It’s 7:00am on a Sunday in the middle of Ohio. Snow is carried by cruel gusts through the gaping industrial garage doors of our building, collecting briefly on the steel toe of my boot before vanishing – taking with it one more calorie of heat from my body.
I’ve got 750 gallons of water/glycol, a sticky gluey solution, to pump from heavy 55 gallon drums into an empty labyrinth of pipes and hoses: the circulatory system of our machine. Our transfer pump is tired. I have to prime the pump and all the connecting hoses just to coax the suffering motor into pushing liquid. I pour cup after cup of glycol into the fluid reservoir from a weary paper gas-station coffee cup. It’s impossible not to spill. Ice cold Glycol runs down my arms, soaking into my sleeves. It has a sweet cotton candy smell to it, but will oxidize into oxalic acid if ingested.

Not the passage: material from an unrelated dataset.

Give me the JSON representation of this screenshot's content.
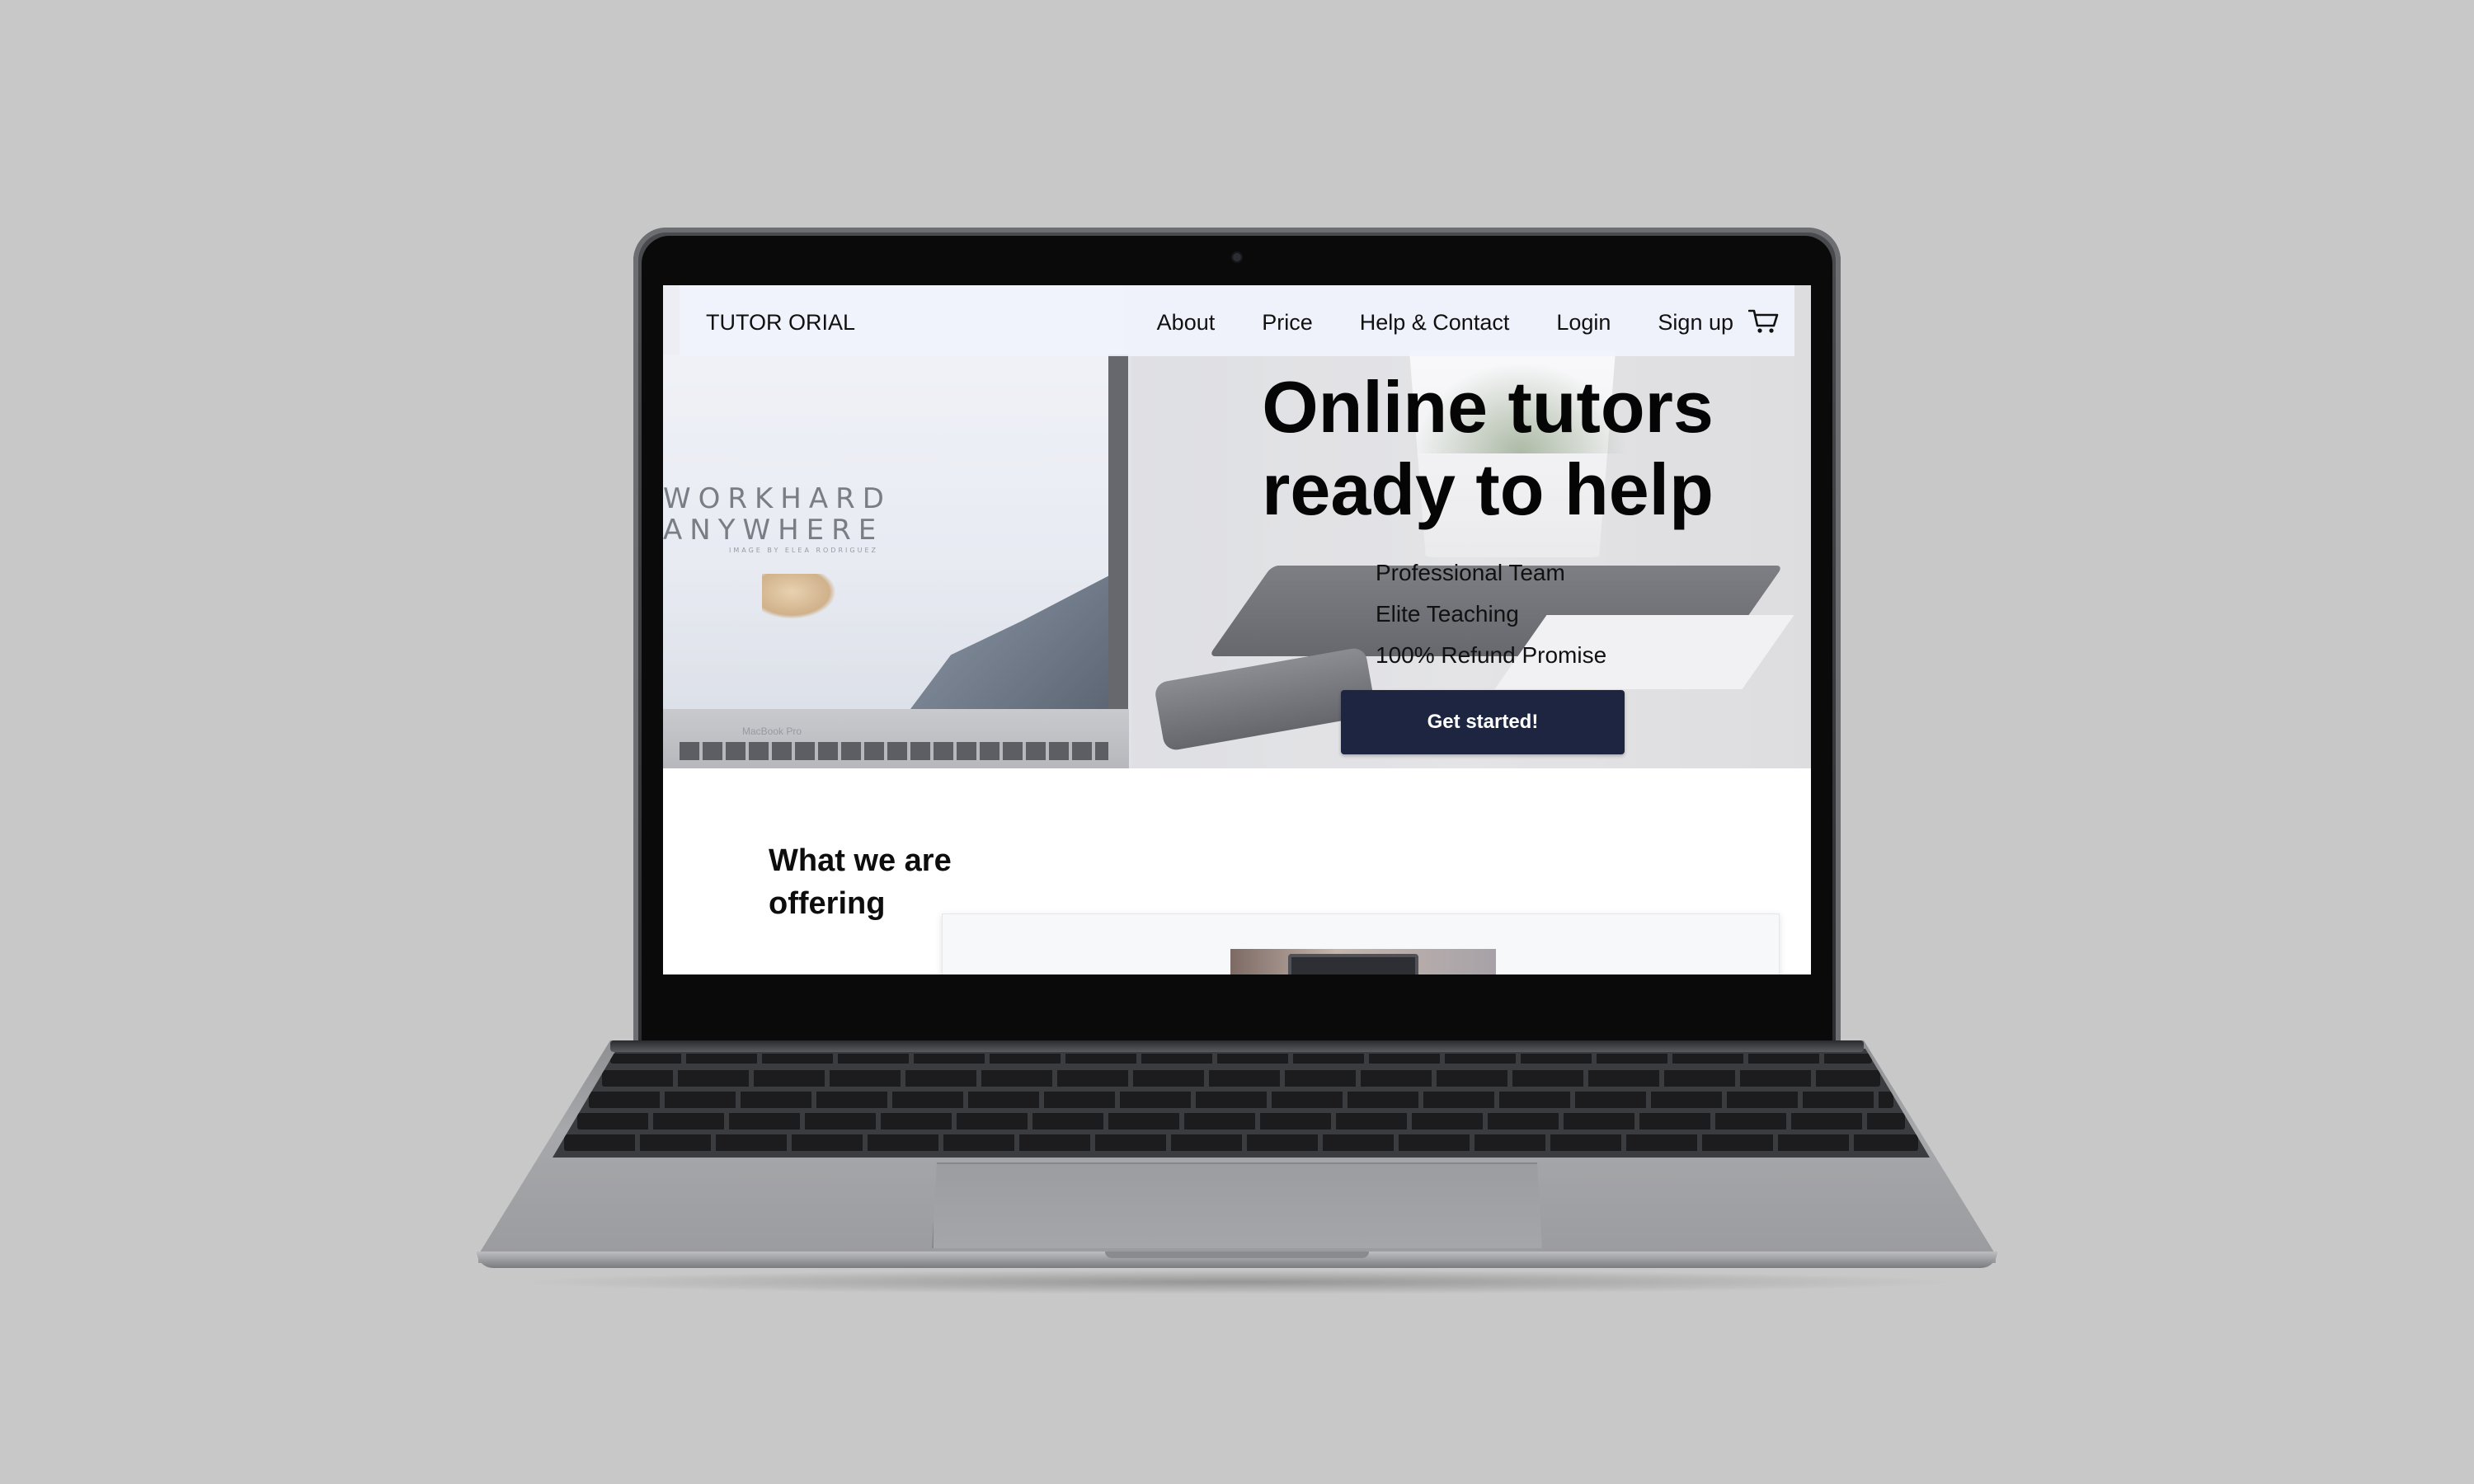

I pause and think back to elementary school. Back then, I wanted to be a paleontologist. I had great dreams of digging and discovery. The Apatosaurus was my favorite; these days I think if asked I’d pledge allegiance to the Stegosaurus. It’s silhouette is simple, iconic, and immediately recognizable.
In fact, I’m wearing a Stegosaurus t-shirt under my lined Carhartt jacket and Under Armor hoodie.
The glycol hasn’t yet soaked through to my t-shirt.